In the upper left, you’re given three meters: red for health, green for energy, and white for the power level of your suit. Certain environmental hazards such as the alien flora and fauna can cause damage, lowering your HP, as can falling from too great a height. Moving about, gathering resources, swinging from vines, pushing stone blocks, etc., will deplete your energy levels. Once you’re no longer in sunlight, your suit power will decrease steadily. If you use certain items like your blazer to destroy some rocks, suit energy can be depleted quite rapidly. Thankfully, you can restore energy by foraging food such as fruits and plant pods or by going fishing. You can also craft certain items, like campfires, from the materials you come across, which will allow you to settle in and restore both HP and energy.
Residual also very helpfully gives you a field teleporter. I recommend setting one up by your ship, and always keeping the other in your inventory unless you’re using it, as you can teleport instantaneously between them. Your ship can be thought of as your home base – you can recover some energy and all of your HP by sleeping, and you can use your computer to craft items that will help you gather more resources.
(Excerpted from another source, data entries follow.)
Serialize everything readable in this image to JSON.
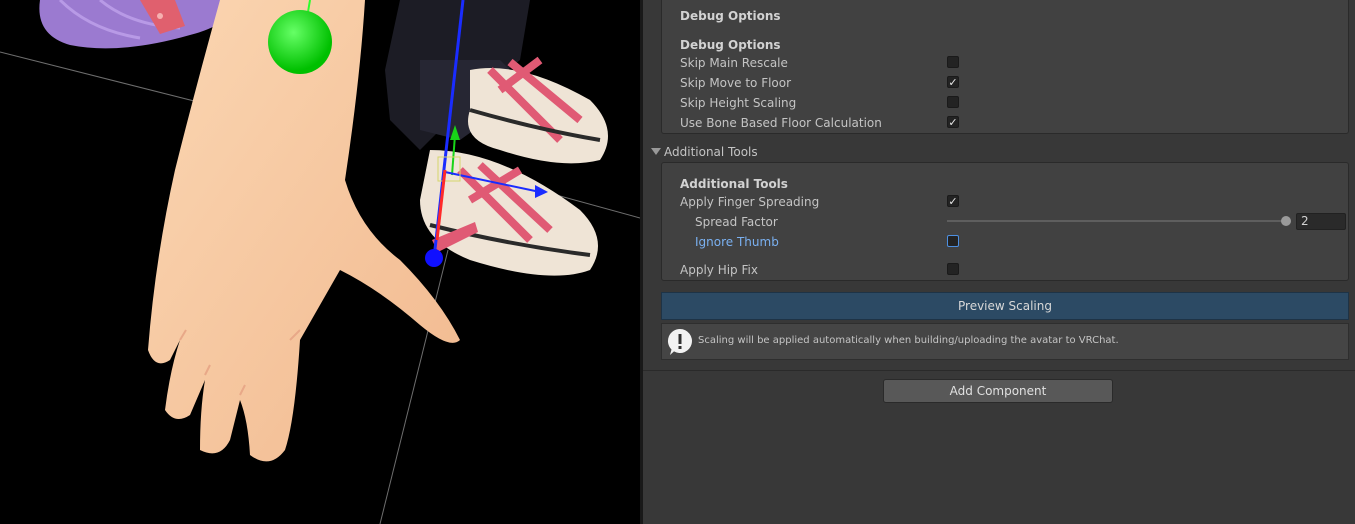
{
  "debug": {
    "header": "Debug Options",
    "title": "Debug Options",
    "items": [
      {
        "label": "Skip Main Rescale",
        "checked": false
      },
      {
        "label": "Skip Move to Floor",
        "checked": true
      },
      {
        "label": "Skip Height Scaling",
        "checked": false
      },
      {
        "label": "Use Bone Based Floor Calculation",
        "checked": true
      }
    ]
  },
  "additional": {
    "foldout": "Additional Tools",
    "title": "Additional Tools",
    "finger": {
      "label": "Apply Finger Spreading",
      "checked": true
    },
    "spread": {
      "label": "Spread Factor",
      "value": "2",
      "fraction": 1.0
    },
    "thumb": {
      "label": "Ignore Thumb",
      "checked": false
    },
    "hip": {
      "label": "Apply Hip Fix",
      "checked": false
    }
  },
  "preview_button": "Preview Scaling",
  "help": {
    "text": "Scaling will be applied automatically when building/uploading the avatar to VRChat.",
    "icon": "info-icon"
  },
  "add_component": "Add Component",
  "scene": {
    "description_icon": "scene-view"
  },
  "colors": {
    "accent_blue": "#7ab0f0",
    "preview_bg": "#2c4a64",
    "panel_bg": "#383838"
  }
}
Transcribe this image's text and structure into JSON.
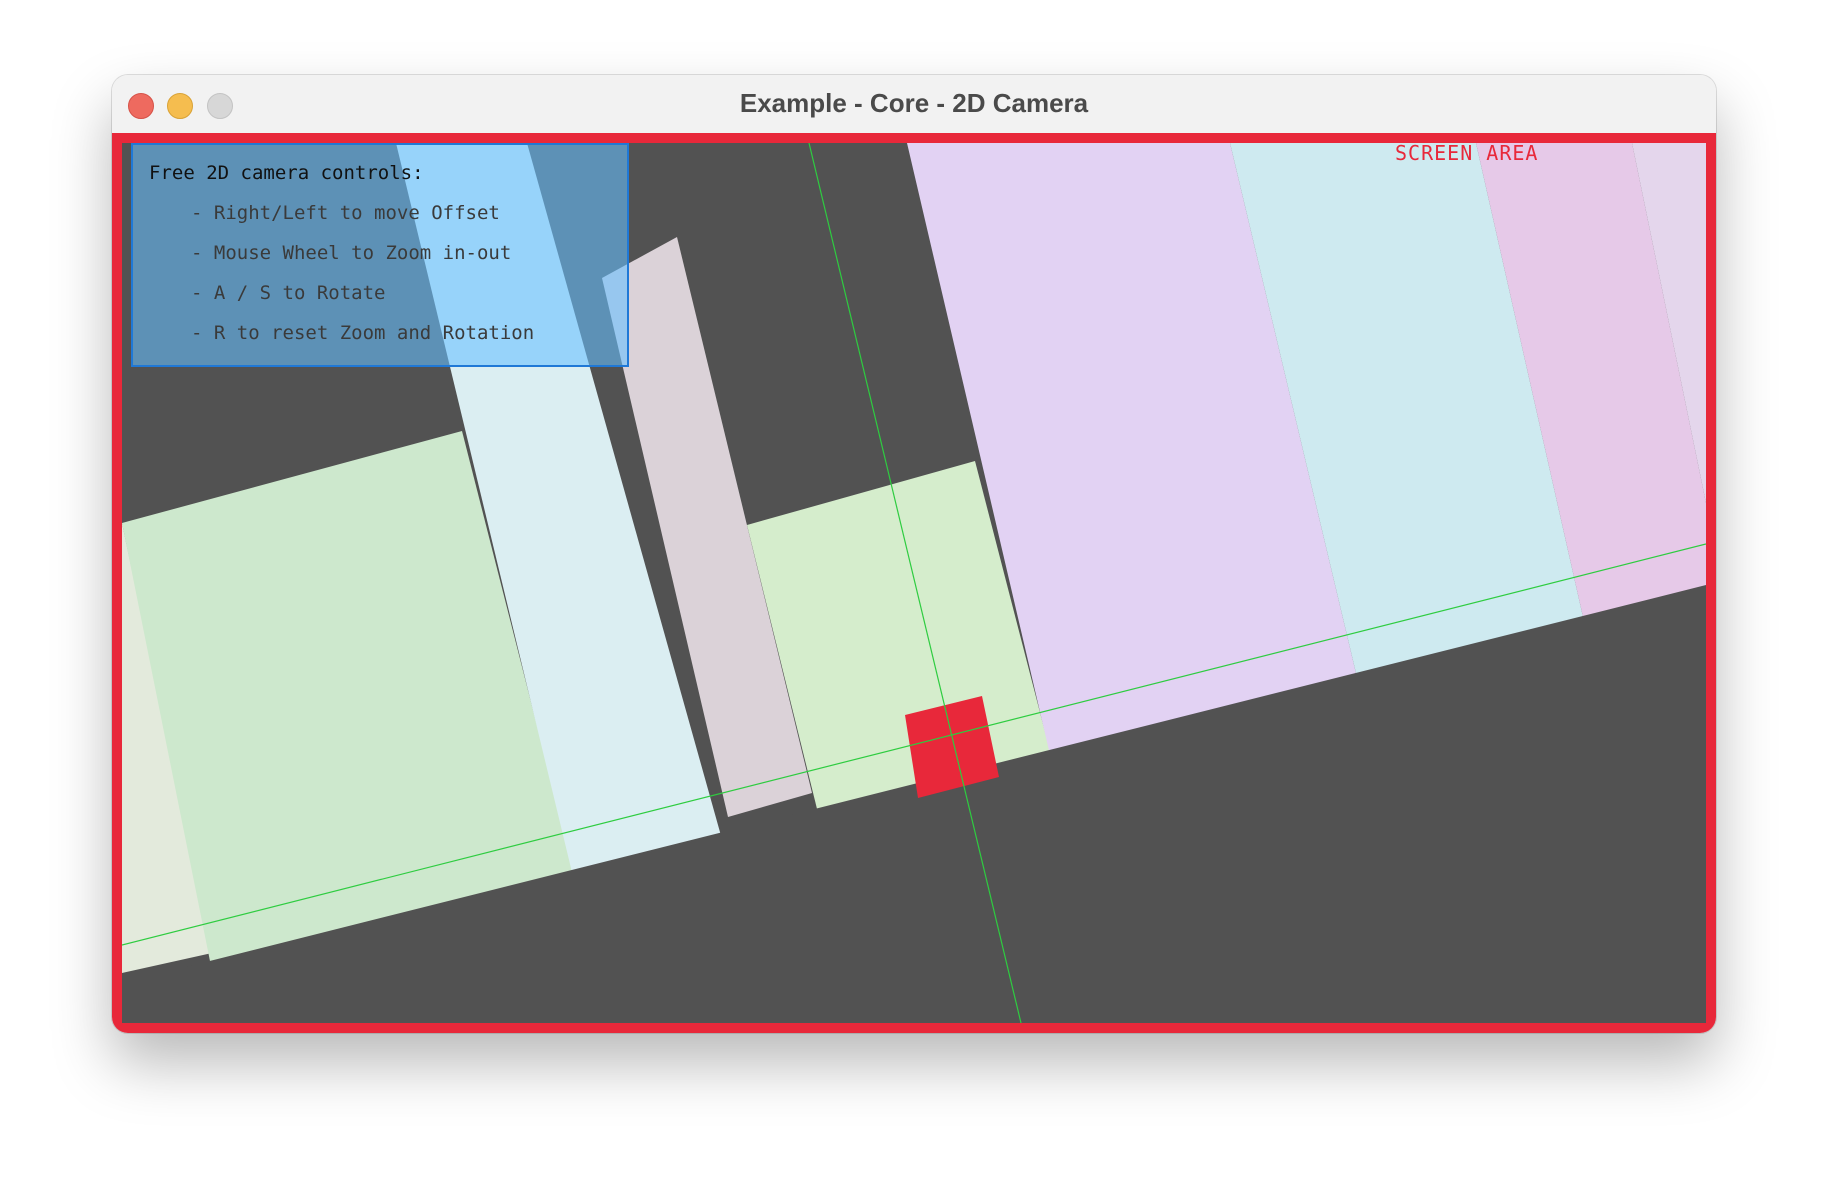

Finally, you can change some of the in-game settings to make the game more or less difficult as you please. These options include forcing 24 hour days, automatically picking up your teleporter so that you don’t forget it and have to potentially back track a fair distance, and activate permadeath. That last one in particular is sure to spike the difficulty if you’re finding your planet too easy, as normally when you run out of health, you’ll pass out and wake up back in your ship’s bed.
Awesome Visuals, Meh Audio
Residual is a visually appealing game. Quite literally everything is done in pixel art, and if you’ve read any of my previous reviews, you’ll know I’m a sucker for it just about every time. Well, so long as it’s done well. And the pixel art is definitely done well in this game. From your character’s little sprite to the fish, to the berries, to the strange monuments and artifacts you stumble across, the game is just a visual delight. Unfortunately, as great as the visuals are, the sound isn’t done nearly as well. Pretty much the only sounds I heard for both of my playthroughs were my robot buddy, a very unappealing squelching sound from some kind of creature (and it just never seemed to end, ever), and the sound of waterfalls. There didn’t even seem to be that many ambient sounds, which I think would have helped.
Thousands of Planets to Try Out
Residual is a fun, unique, interesting experience, with only a couple of flaws. Controls aren’t as tight as they could be, for one. You use X to jump and to grab ledges to scramble up, which is perfectly fine, but for some inexplicable reason, you have to use the A button to grab vines and release them. You wouldn’t think it would be a big deal, but using a different button to jump off the vine after you’ve gotten so used to using X to jump just really messes with your muscle memory. I think it could be helpful to have a bit more tutorial to start the game, but honestly, if you stick with it, you will eventually figure everything out. And finally, my last complaint is just the lack of a meaningful soundtrack or variety of ambient sounds.
Still, even with a small handful of flaws, this is a solid game. Residual has awesome pixel art, a unique premise, addicting gameplay, and the promise of unique playthroughs every time you start a new game. While it’s not a perfect game, my complaints are fairly minor all things considered. I’d definitely recommend this game to anybody looking for a unique survival/platformer mashup.
Final Verdict: 4/5
Available on: Nintendo Switch (reviewed), PC, PlayStation 4; Publisher: Apogee Entertainment; Developer: Orangepixel; Players: 1; Released: September 9, 2021; ESRB: E for Everyone; MSRP: $19.99
Editor’s note: The publisher provided a review copy to Hey Poor Player.